Records excerpted from a collection:
════

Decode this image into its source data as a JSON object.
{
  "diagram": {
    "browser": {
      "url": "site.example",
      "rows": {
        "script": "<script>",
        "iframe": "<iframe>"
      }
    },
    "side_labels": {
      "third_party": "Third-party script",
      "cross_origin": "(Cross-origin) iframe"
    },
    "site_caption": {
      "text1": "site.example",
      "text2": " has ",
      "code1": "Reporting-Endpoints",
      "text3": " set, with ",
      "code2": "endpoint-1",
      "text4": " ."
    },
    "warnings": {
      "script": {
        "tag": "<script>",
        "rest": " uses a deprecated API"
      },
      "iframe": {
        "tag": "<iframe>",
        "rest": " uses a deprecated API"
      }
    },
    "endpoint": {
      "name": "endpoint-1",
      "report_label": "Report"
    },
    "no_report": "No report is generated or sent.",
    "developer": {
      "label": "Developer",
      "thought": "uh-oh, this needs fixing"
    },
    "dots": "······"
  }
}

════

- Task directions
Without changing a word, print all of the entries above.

- Exercise answer
Decode this image into its source data as a JSON object.
{
  "diagram": {
    "browser": {
      "url": "site.example",
      "rows": {
        "script": "<script>",
        "iframe": "<iframe>"
      }
    },
    "side_labels": {
      "third_party": "Third-party script",
      "cross_origin": "(Cross-origin) iframe"
    },
    "site_caption": {
      "text1": "site.example",
      "text2": " has ",
      "code1": "Reporting-Endpoints",
      "text3": " set, with ",
      "code2": "endpoint-1",
      "text4": " ."
    },
    "warnings": {
      "script": {
        "tag": "<script>",
        "rest": " uses a deprecated API"
      },
      "iframe": {
        "tag": "<iframe>",
        "rest": " uses a deprecated API"
      }
    },
    "endpoint": {
      "name": "endpoint-1",
      "report_label": "Report"
    },
    "no_report": "No report is generated or sent.",
    "developer": {
      "label": "Developer",
      "thought": "uh-oh, this needs fixing"
    },
    "dots": "······"
  }
}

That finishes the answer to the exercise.